(What the task requires) Apart from the images, output the data below exactly.

(Items from an interface collection)
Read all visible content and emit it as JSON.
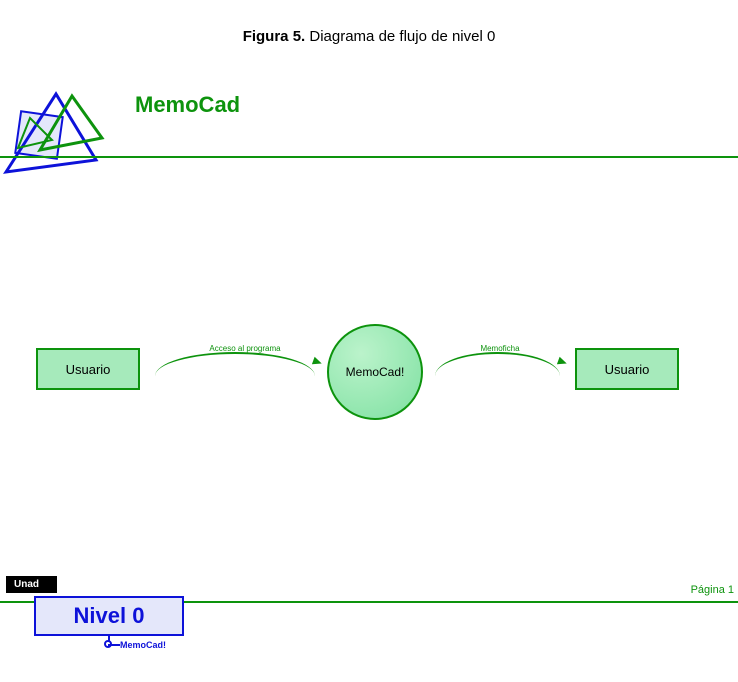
{
  "caption": {
    "figure_label": "Figura 5.",
    "figure_text": " Diagrama de flujo de nivel 0"
  },
  "header": {
    "title": "MemoCad"
  },
  "diagram": {
    "entity_left": "Usuario",
    "process": "MemoCad!",
    "entity_right": "Usuario",
    "flow1": "Acceso al programa",
    "flow2": "Memoficha"
  },
  "footer": {
    "badge": "Unad",
    "level_label": "Nivel 0",
    "subsystem": "MemoCad!",
    "page": "Página 1"
  },
  "colors": {
    "green": "#0D930D",
    "blue": "#0D12D9",
    "entity_fill": "#A6EABB"
  }
}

(Written response)
Read all visible content and emit it as JSON.
{
  "caption": {
    "figure_label": "Figura 5.",
    "figure_text": " Diagrama de flujo de nivel 0"
  },
  "header": {
    "title": "MemoCad"
  },
  "diagram": {
    "entity_left": "Usuario",
    "process": "MemoCad!",
    "entity_right": "Usuario",
    "flow1": "Acceso al programa",
    "flow2": "Memoficha"
  },
  "footer": {
    "badge": "Unad",
    "level_label": "Nivel 0",
    "subsystem": "MemoCad!",
    "page": "Página 1"
  },
  "colors": {
    "green": "#0D930D",
    "blue": "#0D12D9",
    "entity_fill": "#A6EABB"
  }
}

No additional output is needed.